There are only 5 1/2 weeks left until race day on September 25. The taper is still 3 1/2 weeks away. This week has 112km, and is followed by another two 100km-plus weeks. While this mileage is high for me, and any amateur marathoner, it's peanuts compared with what the elite marathoners are running of course.
In The Marathoners, for example, Hal Higdon writes about how Frank Shorter would run 150 miles (240km) a week. Wow.
While tired, I knew I could run the 24km today. It's what consistent training tells you -- your body tends to be able to do more than your mind thinks sometimes. Still, I couldn't outrun the fact that my body didn't have a ton of energy but even though my pace felt like a shuffle Mr Garmin told me I was moving faster than I felt I did.
I did my usual out-and-back route, heading from Valleycliffe to the other side of Squamish, which is an area called Brackendale. While this town is small in terms of its 16,000 residents, the various suburbs are stretched out and getting from one side of town to the other takes a solid 10km.
Tim and I were running on the farthest side of Brackendale on Sunday when two friends passed us on their bikes and were surprised to see us there on foot. "Did you run here?" is a question people have asked us more than once.
Today, I had just turned around in Brackendale after covering 13.5km, and was running along a road when a familiar gold-coloured Hummer slowed down and the car window was lowered. It was a neighbour from our street who goes for daily long walks, so we often see each other either on the road or on the trail.
While my neighbour knows I run often, I don't think he realized the distances I cover. Driving slowly, he looked at me and made a gesture with his arms that said, What on earth are you doing all the way here? and his face had an expression of genuine surprise. Then without a word, he rolled his window back up and drove on. I laughed out loud for the next 300 metres.
By the time I got back to our street, almost home, I ran into him, as he carried his usual hiking pole heading out for his daily fix. "How far did you run?" was the first thing he said. The answer surprised him.

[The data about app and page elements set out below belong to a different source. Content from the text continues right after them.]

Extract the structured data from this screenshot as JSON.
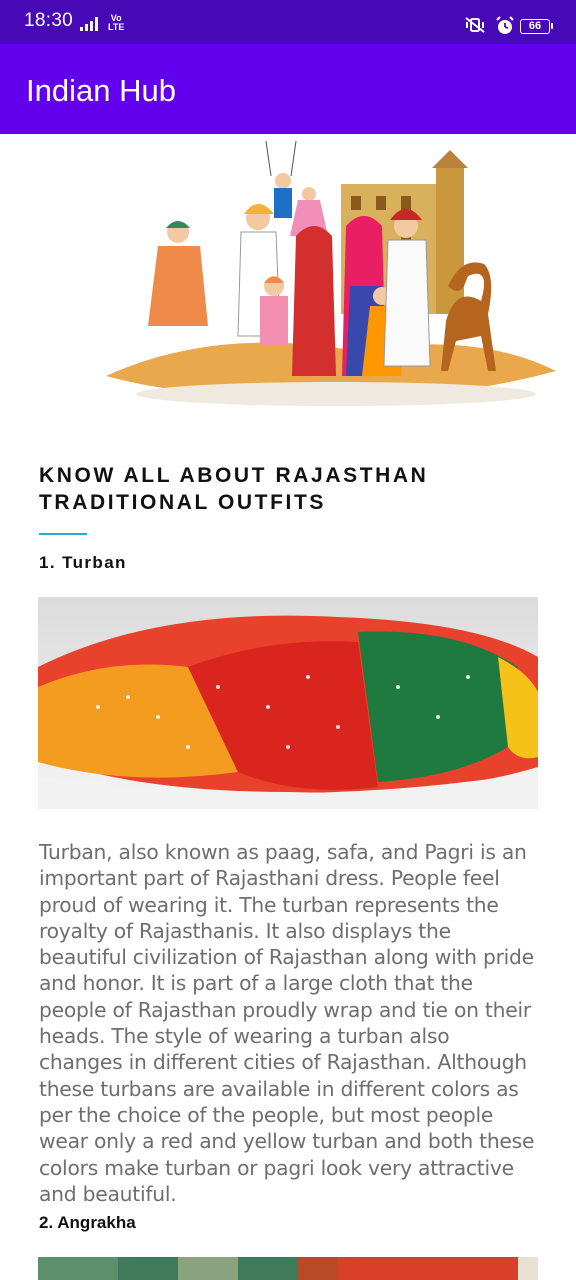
{
  "status_bar": {
    "time": "18:30",
    "network": "Vo\nLTE",
    "battery": "66"
  },
  "app_bar": {
    "title": "Indian Hub"
  },
  "article": {
    "heading": "KNOW ALL ABOUT RAJASTHAN TRADITIONAL OUTFITS",
    "sections": [
      {
        "title": "1. Turban",
        "body": "Turban, also known as paag, safa, and Pagri is an important part of Rajasthani dress. People feel proud of wearing it. The turban represents the royalty of Rajasthanis. It also displays the beautiful civilization of Rajasthan along with pride and honor. It is part of a large cloth that the people of Rajasthan proudly wrap and tie on their heads. The style of wearing a turban also changes in different cities of Rajasthan. Although these turbans are available in different colors as per the choice of the people, but most people wear only a red and yellow turban and both these colors make turban or pagri look very attractive and beautiful."
      },
      {
        "title": "2. Angrakha"
      }
    ]
  },
  "colors": {
    "status_bar": "#4709b6",
    "app_bar": "#6200ee",
    "accent_underline": "#29a8e0"
  }
}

I was tired when I got home, just before 5:30pm. The 24km had taken me 2hr 4min, for a pace of 5:10 per km. Time for plenty of fluids, shower, food, and some couch time. Tomorrow has a recovery 10km in the morning, and another 6km in the evening. I am looking forward to that easy day, which I expect to revive me for Friday's 19km session.